TASK DETAILS:
Show each line of the records in which the word "text" occurs.

(Entries from a dataset of interfaces)
-.-.-

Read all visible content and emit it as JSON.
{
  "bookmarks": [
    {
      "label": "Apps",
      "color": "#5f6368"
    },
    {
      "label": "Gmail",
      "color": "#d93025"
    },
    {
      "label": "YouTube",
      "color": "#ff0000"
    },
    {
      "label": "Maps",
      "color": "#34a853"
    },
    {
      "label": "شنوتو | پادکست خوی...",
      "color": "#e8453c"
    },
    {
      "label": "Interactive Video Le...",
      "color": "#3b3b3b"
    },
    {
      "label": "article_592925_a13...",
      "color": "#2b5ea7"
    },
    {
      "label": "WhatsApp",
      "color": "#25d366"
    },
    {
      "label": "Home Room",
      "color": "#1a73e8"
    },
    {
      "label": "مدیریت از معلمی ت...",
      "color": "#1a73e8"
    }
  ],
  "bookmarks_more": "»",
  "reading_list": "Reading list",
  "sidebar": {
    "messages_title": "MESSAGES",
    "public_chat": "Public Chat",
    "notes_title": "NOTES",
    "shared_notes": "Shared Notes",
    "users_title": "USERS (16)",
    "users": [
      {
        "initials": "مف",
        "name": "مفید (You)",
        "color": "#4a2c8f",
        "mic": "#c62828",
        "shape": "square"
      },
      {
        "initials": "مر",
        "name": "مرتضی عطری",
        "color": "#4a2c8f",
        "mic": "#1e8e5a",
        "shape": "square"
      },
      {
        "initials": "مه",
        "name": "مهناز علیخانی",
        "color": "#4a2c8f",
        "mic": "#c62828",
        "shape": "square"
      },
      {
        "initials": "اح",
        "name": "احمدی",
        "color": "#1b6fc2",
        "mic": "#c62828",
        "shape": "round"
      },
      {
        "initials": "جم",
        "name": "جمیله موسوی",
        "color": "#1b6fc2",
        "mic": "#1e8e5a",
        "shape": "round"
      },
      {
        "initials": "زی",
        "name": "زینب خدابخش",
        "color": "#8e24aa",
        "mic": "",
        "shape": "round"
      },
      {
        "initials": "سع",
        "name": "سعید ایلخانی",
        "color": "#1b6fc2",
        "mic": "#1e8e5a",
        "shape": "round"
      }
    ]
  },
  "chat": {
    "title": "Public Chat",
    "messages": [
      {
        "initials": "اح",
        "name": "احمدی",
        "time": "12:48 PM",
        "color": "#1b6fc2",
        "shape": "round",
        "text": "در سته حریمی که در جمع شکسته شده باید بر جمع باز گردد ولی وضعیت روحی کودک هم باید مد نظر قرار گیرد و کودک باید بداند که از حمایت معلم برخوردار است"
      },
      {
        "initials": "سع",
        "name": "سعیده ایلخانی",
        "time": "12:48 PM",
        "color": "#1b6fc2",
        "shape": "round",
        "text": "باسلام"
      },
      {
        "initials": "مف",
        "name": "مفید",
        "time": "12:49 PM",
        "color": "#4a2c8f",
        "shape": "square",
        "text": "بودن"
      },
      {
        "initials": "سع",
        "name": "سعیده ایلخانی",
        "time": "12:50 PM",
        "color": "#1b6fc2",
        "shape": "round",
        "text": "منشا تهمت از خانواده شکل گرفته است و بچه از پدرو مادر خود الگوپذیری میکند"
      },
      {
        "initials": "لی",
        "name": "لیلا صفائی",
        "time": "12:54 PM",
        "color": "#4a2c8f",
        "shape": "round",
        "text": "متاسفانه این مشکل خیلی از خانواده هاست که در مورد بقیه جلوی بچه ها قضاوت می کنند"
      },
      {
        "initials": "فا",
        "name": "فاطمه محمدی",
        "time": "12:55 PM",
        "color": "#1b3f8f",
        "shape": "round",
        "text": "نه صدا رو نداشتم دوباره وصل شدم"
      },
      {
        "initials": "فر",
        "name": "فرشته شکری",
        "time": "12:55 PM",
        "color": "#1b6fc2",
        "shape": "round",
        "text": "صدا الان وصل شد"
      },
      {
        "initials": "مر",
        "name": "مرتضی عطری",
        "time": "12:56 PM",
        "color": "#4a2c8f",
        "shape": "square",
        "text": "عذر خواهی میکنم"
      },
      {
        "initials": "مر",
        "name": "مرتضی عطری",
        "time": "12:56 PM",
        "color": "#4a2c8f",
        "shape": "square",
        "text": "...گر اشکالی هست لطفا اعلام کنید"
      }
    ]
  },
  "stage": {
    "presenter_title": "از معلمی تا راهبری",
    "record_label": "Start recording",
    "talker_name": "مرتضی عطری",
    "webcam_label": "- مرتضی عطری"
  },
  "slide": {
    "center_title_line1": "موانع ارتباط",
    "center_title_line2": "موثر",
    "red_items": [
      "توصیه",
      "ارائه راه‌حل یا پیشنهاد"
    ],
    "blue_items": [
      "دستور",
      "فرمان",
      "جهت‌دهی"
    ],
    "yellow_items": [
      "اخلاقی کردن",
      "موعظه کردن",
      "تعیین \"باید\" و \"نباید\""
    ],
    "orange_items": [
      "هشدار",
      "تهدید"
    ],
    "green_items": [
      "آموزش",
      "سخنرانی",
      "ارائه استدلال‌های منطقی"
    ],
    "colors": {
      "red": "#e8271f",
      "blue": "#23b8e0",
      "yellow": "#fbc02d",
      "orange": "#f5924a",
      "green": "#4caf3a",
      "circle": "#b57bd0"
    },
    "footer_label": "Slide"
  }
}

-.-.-

EXERCISE ANSWER:
        "text": "در سته حریمی که در جمع شکسته شده باید بر جمع باز گردد ولی وضعیت روحی کودک هم باید مد نظر قرار گیرد و کودک باید بداند که از حمایت معلم برخوردار است"
        "text": "باسلام"
        "text": "بودن"
        "text": "منشا تهمت از خانواده شکل گرفته است و بچه از پدرو مادر خود الگوپذیری میکند"
        "text": "متاسفانه این مشکل خیلی از خانواده هاست که در مورد بقیه جلوی بچه ها قضاوت می کنند"
        "text": "نه صدا رو نداشتم دوباره وصل شدم"
        "text": "صدا الان وصل شد"
        "text": "عذر خواهی میکنم"
        "text": "...گر اشکالی هست لطفا اعلام کنید"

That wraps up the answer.